It is one of many essays at The Cave's X-Files Commentary Archives.
Mulder may find himself indignant in the face of injustice, angry at those who would hurt others, frustrated by the lack of ability of those around him to believe in extreme possibilities. But nothing elicits such a strong reaction from Mulder as Alex Krycek. Why?
I've had a theory bubbling away for a while now, and the one-sentence version is that Krycek, and Krycek's actions, hit Mulder in the most sensitive and raw of all possible places. Let me explain.
Two important, recurring thematic areas of the X-Files (as they relates to Mulder) are those of trust and family. Think, for a moment, about the centrality of family within the X-Files universe. It's really quite remarkable for a TV show. The main character's quest has evolved because of the loss/abduction of his sister. We discover that his father was at one time embroiled in the larger conspiracy that provides structure to the show. His mother was at least somewhat aware of what was going on--certainly enough to painfully protest 'Why are you doing this to me?" whenever Mulder tries to get her to remember details about the past. We also find out that that key conspiracy kingpin CSM is also family in a sense because he had an affair with Mulder's mother, an affair that produced Samantha and, if you choose to believe it, Mulder himself.The upbringing that shapes Fox Mulder has as its boundaries two parents whose relationship is finally severed because of the abduction of Samantha--two cold, self-serving individuals who refuse to talk about the absent sister Mulder had been so close to, and who maintain their own shaky stability at the cost of their son's emotional well-being.
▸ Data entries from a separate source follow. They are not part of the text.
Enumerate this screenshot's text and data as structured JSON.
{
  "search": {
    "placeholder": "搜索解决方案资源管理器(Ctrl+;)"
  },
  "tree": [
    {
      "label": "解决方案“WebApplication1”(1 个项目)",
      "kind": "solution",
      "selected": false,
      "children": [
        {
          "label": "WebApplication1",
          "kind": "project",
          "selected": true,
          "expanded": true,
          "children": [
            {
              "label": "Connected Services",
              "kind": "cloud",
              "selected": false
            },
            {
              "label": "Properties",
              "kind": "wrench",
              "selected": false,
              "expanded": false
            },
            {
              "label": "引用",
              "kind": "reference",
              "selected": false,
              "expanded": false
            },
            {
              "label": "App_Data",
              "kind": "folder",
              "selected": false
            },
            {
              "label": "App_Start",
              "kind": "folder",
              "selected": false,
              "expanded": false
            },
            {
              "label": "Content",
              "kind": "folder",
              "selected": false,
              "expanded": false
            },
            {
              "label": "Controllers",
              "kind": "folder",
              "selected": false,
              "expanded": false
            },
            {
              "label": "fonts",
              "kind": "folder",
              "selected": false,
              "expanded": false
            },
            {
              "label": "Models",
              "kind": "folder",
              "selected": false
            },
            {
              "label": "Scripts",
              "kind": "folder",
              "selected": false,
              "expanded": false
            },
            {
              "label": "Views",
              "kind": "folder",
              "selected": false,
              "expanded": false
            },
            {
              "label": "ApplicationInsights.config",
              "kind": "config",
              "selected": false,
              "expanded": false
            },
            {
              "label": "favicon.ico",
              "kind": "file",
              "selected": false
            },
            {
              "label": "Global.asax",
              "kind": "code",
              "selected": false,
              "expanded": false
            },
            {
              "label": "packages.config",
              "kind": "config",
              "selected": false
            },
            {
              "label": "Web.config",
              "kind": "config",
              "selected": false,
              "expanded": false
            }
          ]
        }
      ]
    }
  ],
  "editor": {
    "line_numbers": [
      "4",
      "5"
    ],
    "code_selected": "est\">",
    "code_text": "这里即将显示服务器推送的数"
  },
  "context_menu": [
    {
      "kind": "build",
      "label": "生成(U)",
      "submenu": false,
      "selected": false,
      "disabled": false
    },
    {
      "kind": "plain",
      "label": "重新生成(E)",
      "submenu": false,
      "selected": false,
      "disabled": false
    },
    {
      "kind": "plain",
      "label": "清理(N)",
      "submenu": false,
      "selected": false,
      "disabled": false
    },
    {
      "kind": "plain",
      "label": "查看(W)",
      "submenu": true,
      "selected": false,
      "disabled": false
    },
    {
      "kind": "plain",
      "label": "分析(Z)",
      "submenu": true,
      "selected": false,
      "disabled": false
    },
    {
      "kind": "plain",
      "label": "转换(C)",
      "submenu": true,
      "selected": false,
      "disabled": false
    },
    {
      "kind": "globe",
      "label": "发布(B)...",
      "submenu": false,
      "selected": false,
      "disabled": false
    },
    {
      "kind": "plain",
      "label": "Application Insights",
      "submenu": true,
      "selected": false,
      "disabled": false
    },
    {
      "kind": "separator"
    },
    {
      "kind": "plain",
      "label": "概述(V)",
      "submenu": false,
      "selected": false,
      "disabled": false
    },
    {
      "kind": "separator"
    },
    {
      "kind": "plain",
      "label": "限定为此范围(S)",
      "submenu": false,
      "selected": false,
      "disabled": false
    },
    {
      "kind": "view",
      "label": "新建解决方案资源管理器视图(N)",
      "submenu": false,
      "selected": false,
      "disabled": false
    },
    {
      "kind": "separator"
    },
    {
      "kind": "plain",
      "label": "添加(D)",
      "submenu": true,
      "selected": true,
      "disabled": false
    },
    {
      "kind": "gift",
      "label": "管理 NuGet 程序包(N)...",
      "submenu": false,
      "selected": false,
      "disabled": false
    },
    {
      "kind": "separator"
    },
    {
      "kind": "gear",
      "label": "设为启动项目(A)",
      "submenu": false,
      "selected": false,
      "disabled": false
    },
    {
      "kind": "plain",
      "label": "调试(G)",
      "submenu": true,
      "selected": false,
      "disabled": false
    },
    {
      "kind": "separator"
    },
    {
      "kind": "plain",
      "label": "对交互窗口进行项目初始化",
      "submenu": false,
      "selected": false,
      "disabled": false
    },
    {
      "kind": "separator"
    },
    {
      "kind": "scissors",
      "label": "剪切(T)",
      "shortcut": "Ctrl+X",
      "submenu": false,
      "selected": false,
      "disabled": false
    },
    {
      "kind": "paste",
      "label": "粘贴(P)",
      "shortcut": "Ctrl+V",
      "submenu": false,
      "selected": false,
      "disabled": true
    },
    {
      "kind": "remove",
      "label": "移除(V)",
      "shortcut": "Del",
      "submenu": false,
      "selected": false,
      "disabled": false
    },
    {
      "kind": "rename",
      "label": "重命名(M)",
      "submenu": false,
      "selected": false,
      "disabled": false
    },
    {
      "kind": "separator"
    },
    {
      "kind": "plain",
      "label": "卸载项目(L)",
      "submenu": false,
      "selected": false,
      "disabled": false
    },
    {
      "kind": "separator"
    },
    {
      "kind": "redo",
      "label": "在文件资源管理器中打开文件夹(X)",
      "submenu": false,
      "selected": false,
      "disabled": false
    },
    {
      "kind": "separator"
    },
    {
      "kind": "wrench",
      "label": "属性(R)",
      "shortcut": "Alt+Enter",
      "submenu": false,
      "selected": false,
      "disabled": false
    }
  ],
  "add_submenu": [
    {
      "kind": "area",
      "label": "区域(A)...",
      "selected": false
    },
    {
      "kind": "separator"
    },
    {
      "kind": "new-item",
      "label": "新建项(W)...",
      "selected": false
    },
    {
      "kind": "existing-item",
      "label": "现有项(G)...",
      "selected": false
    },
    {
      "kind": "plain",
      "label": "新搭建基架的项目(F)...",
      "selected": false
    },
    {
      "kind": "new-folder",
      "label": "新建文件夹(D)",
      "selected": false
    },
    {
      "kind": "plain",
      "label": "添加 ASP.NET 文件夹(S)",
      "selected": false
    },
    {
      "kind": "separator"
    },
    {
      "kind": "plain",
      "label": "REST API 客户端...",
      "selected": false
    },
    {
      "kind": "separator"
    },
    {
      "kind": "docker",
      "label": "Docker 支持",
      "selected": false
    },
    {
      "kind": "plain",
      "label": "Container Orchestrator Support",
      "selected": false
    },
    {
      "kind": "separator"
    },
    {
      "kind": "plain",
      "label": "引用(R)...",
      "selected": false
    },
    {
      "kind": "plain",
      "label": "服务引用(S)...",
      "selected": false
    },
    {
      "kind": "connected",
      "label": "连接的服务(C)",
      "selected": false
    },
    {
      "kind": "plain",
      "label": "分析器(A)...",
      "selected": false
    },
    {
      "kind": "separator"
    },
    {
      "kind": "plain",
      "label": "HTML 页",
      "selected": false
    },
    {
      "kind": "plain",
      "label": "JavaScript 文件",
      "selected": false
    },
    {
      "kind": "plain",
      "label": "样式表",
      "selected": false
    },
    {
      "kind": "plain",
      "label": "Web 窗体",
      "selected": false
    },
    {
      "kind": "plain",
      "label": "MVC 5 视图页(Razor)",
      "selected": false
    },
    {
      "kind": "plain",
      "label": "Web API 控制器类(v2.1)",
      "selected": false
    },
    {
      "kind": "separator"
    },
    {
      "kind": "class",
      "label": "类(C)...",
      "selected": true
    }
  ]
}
So when the X-files are closed, Scully is reassigned to Quantico and Alex Krycek shows up to work a case with Mulder, he's already got the advantage of the small crack Scully has opened in Mulder's armor. Granted, Mulder gives Krycek the initial perfunctory brush-off, much as he did with Scully. But when Krycek holds firm and even shows himself eager to work the case and interested in the phenomena at play, Mulder's objections melt away fairly quickly. He and Krycek seem to fall into a rhythm, and by episode's end Mulder shows himself to be concerned/empathetic toward Krycek after he's been fooled into shooting Augustus Cole. The fact that Mulder will later react with such vehemence whenever Krycek appears on the scene comes, I believe, from the fact that he did indeed let Krycek past his inner mental defenses. Mulder offers Krycek the trust he finds it so hard to come by, and Krycek betrays that trust. For Mulder it's a devastating blow, both in and of itself and because later he sees reason to believe that Krycek may have aided in the abduction of the one person Mulder has found who he knows he can truly trust. So Krycek becomes, for Mulder, the emblem of all betrayal.